But the political and media elite in Canada do not share such open-mindedness. However, that does not mean there is social peace.
There certainly is no consensus on the status quo [Latin, The existing state of things at any given date.] Status quo ante bellum means the state of things before the war. The status quo to be preserved by a preliminary injunction is the last actual, peaceable, uncontested status which preceded the pending controversy. . Extensive polling data demonstrates that there are deep divisions. A Leger Marketing poll from 2002 found 37 per cent supported making abortion illegal from the moment of conception compared to 30 per cent who supported keeping abortion legal until the moment of birth.
According to the same poll, another 19 per cent supported a gestational approach to restricting abortion (13 per cent at three months, 6 per cent at six months). In summary, 56 per cent of Canadians oppose the status quo, i.e. limitless abortion-on-demand.

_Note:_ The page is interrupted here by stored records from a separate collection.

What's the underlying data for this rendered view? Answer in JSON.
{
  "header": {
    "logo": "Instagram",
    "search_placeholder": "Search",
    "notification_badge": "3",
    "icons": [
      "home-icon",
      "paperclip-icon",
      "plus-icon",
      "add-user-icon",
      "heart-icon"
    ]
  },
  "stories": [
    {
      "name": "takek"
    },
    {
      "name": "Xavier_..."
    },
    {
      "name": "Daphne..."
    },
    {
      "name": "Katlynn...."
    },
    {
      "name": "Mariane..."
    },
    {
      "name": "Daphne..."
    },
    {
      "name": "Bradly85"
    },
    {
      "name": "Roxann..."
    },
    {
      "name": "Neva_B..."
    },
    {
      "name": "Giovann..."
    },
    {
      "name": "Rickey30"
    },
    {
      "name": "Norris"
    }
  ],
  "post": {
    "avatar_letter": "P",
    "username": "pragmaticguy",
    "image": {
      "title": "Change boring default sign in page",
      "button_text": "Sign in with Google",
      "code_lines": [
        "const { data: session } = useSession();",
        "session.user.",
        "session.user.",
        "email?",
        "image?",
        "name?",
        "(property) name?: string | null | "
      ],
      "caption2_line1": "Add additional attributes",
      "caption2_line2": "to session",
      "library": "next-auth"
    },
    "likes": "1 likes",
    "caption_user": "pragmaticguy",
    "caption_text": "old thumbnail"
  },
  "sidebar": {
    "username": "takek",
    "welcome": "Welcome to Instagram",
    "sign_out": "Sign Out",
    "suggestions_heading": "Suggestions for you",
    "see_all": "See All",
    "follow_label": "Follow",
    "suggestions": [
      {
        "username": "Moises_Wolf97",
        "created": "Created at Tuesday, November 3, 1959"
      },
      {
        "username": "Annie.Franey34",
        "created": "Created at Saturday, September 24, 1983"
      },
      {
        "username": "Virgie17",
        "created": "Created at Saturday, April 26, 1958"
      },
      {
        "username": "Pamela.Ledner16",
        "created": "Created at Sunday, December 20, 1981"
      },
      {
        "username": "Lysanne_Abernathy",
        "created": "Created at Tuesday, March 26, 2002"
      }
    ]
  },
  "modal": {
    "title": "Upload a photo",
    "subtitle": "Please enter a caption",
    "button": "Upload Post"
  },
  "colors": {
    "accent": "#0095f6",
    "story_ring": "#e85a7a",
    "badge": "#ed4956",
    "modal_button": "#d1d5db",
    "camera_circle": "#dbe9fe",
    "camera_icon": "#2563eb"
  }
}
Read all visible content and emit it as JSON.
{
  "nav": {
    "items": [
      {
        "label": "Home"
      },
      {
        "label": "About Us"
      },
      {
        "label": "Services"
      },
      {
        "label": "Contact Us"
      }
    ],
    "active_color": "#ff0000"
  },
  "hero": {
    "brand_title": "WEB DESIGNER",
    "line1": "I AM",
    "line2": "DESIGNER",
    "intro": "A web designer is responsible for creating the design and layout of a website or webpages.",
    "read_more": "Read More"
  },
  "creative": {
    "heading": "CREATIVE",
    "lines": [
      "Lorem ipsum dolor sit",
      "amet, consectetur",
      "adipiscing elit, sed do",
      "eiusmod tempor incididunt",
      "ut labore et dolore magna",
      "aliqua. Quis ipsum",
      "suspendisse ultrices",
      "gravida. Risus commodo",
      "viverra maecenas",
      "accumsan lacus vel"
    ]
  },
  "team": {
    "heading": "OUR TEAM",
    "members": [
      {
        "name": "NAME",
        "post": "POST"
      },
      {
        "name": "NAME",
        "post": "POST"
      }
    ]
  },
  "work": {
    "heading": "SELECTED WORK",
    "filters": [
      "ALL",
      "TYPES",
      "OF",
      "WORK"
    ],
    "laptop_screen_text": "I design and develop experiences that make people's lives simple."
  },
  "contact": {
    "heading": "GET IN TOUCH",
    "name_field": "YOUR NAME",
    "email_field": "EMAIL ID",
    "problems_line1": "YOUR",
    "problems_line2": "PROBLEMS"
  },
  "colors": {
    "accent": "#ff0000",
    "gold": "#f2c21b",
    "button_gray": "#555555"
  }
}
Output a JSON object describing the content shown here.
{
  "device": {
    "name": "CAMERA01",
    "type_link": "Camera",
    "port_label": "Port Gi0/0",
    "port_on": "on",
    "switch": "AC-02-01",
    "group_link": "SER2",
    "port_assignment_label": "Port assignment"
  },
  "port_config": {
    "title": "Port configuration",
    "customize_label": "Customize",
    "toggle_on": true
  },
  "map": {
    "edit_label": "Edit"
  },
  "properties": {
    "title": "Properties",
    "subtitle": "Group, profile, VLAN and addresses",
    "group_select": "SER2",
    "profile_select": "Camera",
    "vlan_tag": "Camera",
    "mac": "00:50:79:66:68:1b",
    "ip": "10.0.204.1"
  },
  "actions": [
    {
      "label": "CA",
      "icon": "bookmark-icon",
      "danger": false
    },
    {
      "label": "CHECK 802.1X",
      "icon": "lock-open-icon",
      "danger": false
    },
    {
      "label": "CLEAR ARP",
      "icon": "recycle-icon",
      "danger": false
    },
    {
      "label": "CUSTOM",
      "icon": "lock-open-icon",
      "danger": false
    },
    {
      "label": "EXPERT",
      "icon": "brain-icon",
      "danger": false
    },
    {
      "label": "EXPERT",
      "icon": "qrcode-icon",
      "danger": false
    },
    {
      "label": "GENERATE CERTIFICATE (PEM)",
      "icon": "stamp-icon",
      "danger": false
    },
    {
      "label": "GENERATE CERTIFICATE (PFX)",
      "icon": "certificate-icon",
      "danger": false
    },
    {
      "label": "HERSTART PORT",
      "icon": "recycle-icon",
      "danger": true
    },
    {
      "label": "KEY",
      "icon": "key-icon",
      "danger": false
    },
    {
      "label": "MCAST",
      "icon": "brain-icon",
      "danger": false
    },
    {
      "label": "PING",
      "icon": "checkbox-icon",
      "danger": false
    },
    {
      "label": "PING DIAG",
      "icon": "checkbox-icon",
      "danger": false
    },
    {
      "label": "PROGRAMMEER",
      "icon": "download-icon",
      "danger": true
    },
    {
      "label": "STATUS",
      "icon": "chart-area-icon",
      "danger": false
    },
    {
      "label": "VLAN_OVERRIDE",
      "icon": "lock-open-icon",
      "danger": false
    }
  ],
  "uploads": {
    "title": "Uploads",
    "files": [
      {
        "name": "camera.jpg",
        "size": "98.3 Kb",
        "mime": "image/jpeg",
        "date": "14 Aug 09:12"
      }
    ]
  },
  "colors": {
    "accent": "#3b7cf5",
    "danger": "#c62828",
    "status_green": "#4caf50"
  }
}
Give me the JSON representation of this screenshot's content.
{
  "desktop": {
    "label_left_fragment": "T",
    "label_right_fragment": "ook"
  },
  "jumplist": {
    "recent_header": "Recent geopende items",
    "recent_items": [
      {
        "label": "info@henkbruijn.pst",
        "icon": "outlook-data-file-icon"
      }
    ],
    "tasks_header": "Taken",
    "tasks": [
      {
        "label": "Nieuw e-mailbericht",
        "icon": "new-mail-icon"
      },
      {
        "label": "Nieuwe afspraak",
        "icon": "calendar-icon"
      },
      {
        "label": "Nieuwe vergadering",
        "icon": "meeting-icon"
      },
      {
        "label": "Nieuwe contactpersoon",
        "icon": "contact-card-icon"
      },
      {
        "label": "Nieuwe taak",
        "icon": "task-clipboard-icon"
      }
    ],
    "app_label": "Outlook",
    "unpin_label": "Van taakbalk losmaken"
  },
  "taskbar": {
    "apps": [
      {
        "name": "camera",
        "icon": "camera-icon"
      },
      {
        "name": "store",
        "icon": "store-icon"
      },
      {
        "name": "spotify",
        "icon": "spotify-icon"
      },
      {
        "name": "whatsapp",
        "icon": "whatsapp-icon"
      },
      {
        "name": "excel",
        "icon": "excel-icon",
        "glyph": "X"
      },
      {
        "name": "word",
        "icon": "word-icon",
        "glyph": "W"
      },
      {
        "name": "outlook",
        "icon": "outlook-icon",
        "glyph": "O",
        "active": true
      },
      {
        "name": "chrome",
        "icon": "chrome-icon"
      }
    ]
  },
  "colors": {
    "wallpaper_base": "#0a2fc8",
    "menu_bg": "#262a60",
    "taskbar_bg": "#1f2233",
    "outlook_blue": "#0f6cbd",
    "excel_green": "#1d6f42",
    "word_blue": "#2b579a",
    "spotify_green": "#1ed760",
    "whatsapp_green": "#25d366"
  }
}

Leger replicated these results in a 2003 poll.
A 2001 Gallup poll found that 32 per cent of respondents wanted no restrictions on abortion, compared to 13 per cent who thought it ought to be prohibited, and 52 per cent who thought abortion should be legal "only under certain circumstances." Polls illustrate that, far from accepting abortion on demand, Canadians do not support the status quo.
Despite the diversity of opinion within the country, no mainstream political party holds a pro-life position and no major daily newspaper takes a pro-life editorial position. Why the silence? I thought the media liked controversy.
It is not good for issues, especially issues as serious as abortion, life and death issues, to be considered "verboten ver·bo·ten
[German, past participle of verbieten, to forbid, from Middle High German, from Old High German farbiotan; see bheudh- " topics of discussion. A recent example illustrates how keeping abortion out of sight and out of mind may affect the public policy debate regarding Canada's demographics.
In April 2004, Statistics Canada released two reports within weeks of one another. The first reported the number of abortions in 2002. Those media that covered it (which were few) reduced the story to a news brief or a mere mention on the broadcast.
The second report documented Canada's stagnant population growth. This story got more attention and the general consensus was that more immigration immigration, entrance of a person (an alien) into a new country for the purpose of establishing permanent residence. Motives for immigration, like those for migration generally, are often economic, although religious or political factors may be very important. was needed. Several stories mentioned lifestyle changes, including increased access to contraception, but none reported the obvious reason for Canada's below-replacement-level fertility rates: abortion.
The reason for the problem documented in the second report was made vividly clear in the first report. With birth rates failing precipitously, is it difficult to conclude that one in four pregnancies ending in abortion would be a major culprit? But the silence that surrounds abortion prevented this analysis to occur.
Ideally, debate in a democracy ought to persuade citizens of the superiority of one position over another. In Canada, after the proponents of abortions won the debate (with the help of the Supreme Court), the debate was declared permanently over. This does not occur on any other issue.
Paul Tuns is editor-in-chief of The Interim, Canada's monthly life and family newspaper.